* **WHAT IS EXPECTED**:
In the records below, tally every line containing "description". Report only the total.

* **SUPPLIED DATA**:
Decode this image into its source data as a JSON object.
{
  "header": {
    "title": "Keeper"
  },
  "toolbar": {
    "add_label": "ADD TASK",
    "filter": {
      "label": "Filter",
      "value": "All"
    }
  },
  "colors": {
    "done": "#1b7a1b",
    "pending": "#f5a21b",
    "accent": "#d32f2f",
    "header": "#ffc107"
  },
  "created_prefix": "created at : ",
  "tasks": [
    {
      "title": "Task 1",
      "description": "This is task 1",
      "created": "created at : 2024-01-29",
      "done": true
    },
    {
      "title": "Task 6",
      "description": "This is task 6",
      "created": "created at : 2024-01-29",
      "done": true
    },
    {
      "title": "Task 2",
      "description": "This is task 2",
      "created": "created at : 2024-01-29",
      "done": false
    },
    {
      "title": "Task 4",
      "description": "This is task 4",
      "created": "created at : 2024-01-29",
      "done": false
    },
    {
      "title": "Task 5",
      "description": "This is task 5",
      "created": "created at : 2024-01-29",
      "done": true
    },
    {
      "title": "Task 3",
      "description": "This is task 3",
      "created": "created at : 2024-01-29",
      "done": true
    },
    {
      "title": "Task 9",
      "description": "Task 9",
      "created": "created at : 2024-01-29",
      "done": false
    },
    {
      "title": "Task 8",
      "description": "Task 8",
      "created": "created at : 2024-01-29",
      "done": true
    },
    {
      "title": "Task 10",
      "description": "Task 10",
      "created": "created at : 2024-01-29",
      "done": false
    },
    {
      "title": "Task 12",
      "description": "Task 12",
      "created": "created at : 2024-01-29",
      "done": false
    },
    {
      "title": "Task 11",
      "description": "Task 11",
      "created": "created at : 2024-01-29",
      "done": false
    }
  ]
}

* **EXERCISE RESPONSE**:
11